Network meta-analysis (NMA) is an extension of pairwise meta-analysis that synthesizes evidence on multiple interventions. An important advantage of NMA is that it provides the ranking of all evaluated interventions for a specific outcome. To date, all ranking approaches are based solely on the NMA relative effects. However, a range of characteristics may influence the choice of the most appropriate interventions in practice. For example, the credibility of the evidence is often limited for some comparisons, or important prior knowledge about treatment performance is available from clinical experience.
To present a new approach for treatment ranking that combines the relative effects and other characteristics affecting the treatment choice in clinical practice.
We used methodology from social networks and we adapted the way that websites are ranked in search engine results into treatment networks. Our starting point was a matrix containing the probability that treatment X performs better than Y for each pair of treatments (X and Y) for the studied outcome. To develop the new ranking approach we used two key components:
1) a ‘preference vector’ (P) containing the probability of selecting a treatment if they were all equally effective; and
2) a ‘weighting factor’ (w) defining the weight of relative effects and clinical preference in ranking estimation.
We will illustrate our method using exemplar NMAs with different preference criteria. We focussed on a Cochrane NMA comparing the effectiveness of 20 drugs for chronic plaque psoriasis. We defined P based on the data availability for each drug, the credibility of the evidence for every comparison and study characteristics related to the generalizability of findings. Figure 1 shows how the rankings change depending on the weight of the relative effects in ranking estimation. Ixekizumab appears to be always the most effective drug while important changes in ranking occur after w is smaller than 65%.
The usefulness of conventional ranking approaches can be questionable under several settings.
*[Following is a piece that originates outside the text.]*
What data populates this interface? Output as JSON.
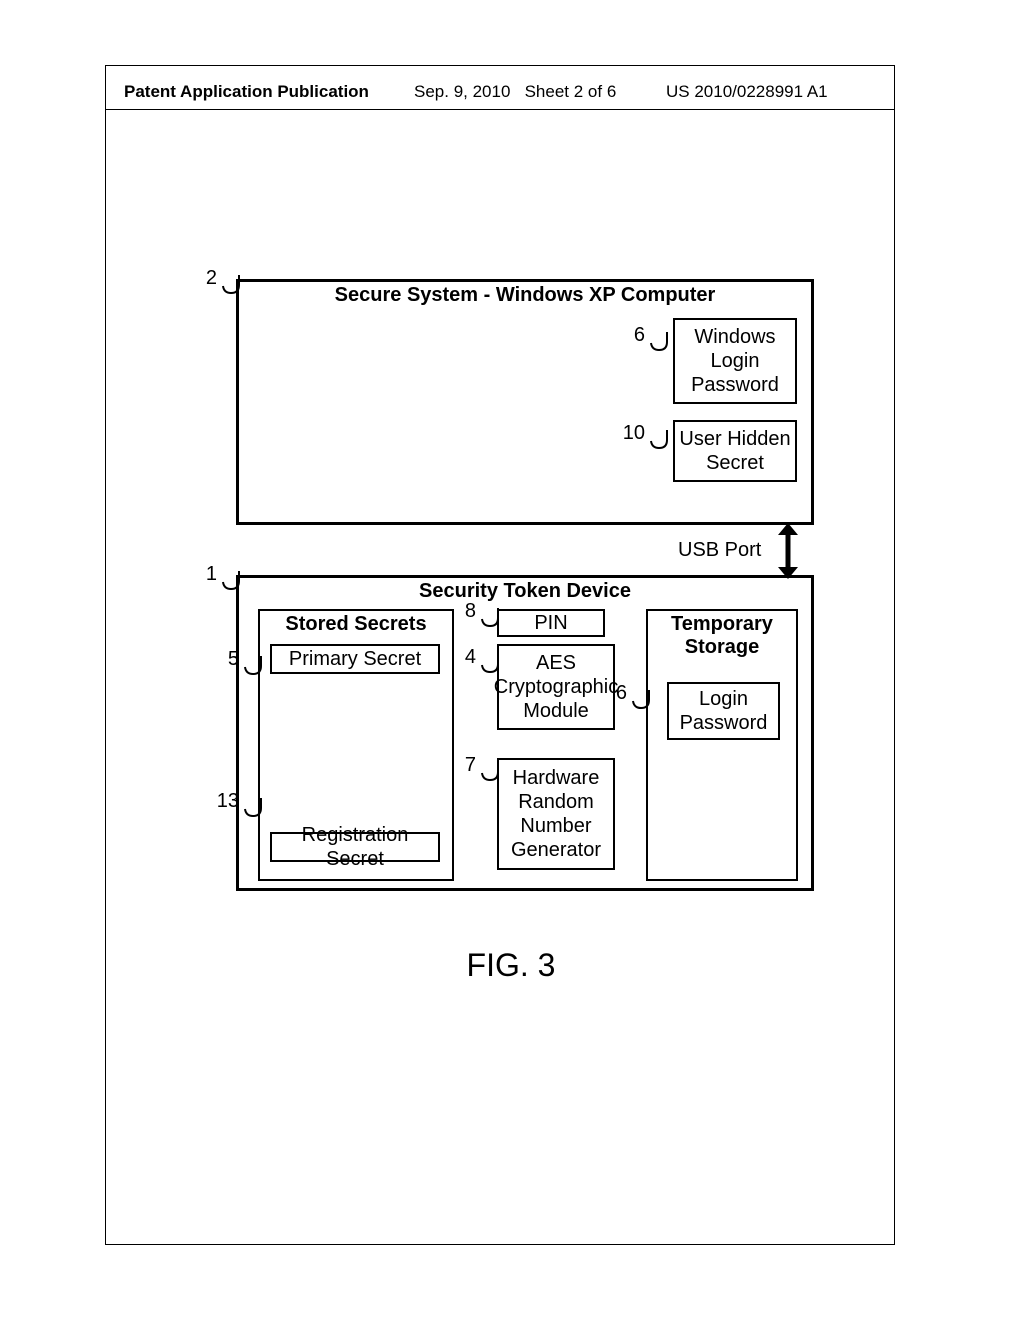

A treatment ranking that accounts for the potential limitations of the data and incorporates information on top of the relative effects is an important tool to decision makers.
Patient or healthcare consumer involvement:
Patients or healthcare consumers have not been involved.